NASSAU, BAHAMAS – The Bahamas needs a livable wage study in order to determine what the minimum wage in the country should be, said Progressive Liberal Party (PLP) Leader Philip Davis yesterday.
“I think the time has come for us to do a complete and comprehensive study of what is a livable wage in this country,” said Davis, during a press conference at the PLP headquarters.
“Let us start from there and let us then align it with what our economy is affording and could afford.
“Then from there you might want to project your growth because if the economy is growing then there’s no problem having that statutory automictic increase, tied to the cost of living.
“But if the economy is not growing then you’re heading in for another issue of larger deficits.”
Davis’ comments come amidst ongoing confusion over the government’s plans to increase minimum wage in the public sector.
The conversation was once again ignited after Prime Minister Dr Hubert Minnis stated on the sidelines of the recent Bahamas Hotel and Tourism Association annual general meeting that there will be an increase in minimum wage for government employees.
However, Deputy Prime Minister and Minister for Finance Peter Turnquest said last week that there is no provision in the current budget for a public sector wage increase.
The minimum wage was increased from $150 per week to $210 per week in 2015.
Prior to that there had been no change in the country’s minimum wage since January 2002.
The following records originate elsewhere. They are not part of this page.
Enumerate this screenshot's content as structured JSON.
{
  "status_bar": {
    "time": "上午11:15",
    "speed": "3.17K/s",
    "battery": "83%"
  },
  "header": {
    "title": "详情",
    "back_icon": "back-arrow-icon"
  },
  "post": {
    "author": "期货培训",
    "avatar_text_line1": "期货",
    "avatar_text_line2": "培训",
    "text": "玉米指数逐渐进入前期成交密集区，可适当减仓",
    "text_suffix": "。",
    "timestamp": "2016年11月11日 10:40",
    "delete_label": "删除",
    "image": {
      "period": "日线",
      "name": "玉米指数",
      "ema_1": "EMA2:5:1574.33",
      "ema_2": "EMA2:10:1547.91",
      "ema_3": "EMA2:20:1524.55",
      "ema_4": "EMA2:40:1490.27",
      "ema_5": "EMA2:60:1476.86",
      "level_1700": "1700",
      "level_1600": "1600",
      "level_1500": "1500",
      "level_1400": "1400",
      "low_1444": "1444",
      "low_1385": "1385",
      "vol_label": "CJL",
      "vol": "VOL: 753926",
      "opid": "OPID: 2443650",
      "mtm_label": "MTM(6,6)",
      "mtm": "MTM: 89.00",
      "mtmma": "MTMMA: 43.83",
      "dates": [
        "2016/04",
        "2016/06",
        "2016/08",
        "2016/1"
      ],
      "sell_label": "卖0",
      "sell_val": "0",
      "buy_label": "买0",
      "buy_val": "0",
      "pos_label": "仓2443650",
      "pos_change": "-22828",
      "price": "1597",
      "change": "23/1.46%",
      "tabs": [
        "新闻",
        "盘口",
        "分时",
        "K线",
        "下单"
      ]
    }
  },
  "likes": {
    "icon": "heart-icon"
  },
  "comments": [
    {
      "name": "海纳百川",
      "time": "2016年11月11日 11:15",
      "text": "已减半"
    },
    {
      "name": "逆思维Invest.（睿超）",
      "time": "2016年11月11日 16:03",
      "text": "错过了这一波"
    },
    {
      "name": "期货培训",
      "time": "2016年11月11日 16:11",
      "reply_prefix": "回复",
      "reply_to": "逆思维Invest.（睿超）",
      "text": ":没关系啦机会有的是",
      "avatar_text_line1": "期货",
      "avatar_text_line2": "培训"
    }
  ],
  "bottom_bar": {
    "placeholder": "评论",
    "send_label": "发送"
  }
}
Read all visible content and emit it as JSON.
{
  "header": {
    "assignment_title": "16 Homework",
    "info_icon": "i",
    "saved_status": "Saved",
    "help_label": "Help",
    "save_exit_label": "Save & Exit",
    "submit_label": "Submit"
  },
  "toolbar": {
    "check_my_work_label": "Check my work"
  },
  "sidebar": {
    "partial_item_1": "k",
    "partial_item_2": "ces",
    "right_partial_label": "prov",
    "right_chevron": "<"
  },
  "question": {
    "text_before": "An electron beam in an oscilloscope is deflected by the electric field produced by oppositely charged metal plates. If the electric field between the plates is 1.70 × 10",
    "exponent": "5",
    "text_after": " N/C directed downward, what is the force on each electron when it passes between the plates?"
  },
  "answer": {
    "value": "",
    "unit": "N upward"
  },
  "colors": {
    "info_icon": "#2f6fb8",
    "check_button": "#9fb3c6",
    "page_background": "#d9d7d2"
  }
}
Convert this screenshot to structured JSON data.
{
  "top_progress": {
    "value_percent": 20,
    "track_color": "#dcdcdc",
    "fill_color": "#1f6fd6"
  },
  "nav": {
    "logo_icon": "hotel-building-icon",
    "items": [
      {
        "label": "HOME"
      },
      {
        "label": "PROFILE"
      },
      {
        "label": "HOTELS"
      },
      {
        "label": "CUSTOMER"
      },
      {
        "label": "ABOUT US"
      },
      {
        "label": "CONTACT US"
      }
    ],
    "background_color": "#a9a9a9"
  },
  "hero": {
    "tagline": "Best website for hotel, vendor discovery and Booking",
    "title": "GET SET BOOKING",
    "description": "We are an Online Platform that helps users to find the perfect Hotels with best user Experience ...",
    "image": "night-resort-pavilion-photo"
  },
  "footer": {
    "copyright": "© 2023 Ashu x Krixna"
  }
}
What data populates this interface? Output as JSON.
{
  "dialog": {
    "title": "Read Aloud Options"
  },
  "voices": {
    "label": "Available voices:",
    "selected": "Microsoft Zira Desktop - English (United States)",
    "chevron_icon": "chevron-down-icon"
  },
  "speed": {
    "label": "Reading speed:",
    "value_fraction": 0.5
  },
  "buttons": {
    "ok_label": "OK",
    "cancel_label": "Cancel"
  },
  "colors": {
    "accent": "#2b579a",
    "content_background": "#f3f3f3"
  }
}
Asked yesterday whether he believes there should be a statutory incremental increase in minimum wage every few years, Davis said the context of economic growth has to be considered first.
“If the cost of living is going up and your salaries for example has not kept pace, it may be because of your lack of growth in your economy,” he said.
“So there are a number of variables that have to be looked into to consider whether or not you tie salary increases for example, in a statutory way, that automatically endures an increase to an employee, because the circumstance at that time may be such, and the economy may not be able to afford it.
“And that’s a part of our problem, there’s been no growth in the economy. There’s been no real efforts or initiatives by this government to do anything to grow the economy but talk.
“…It’s very challenging to consider in those circumstances, having to time your salary or wages, to an automatic increase by statue.”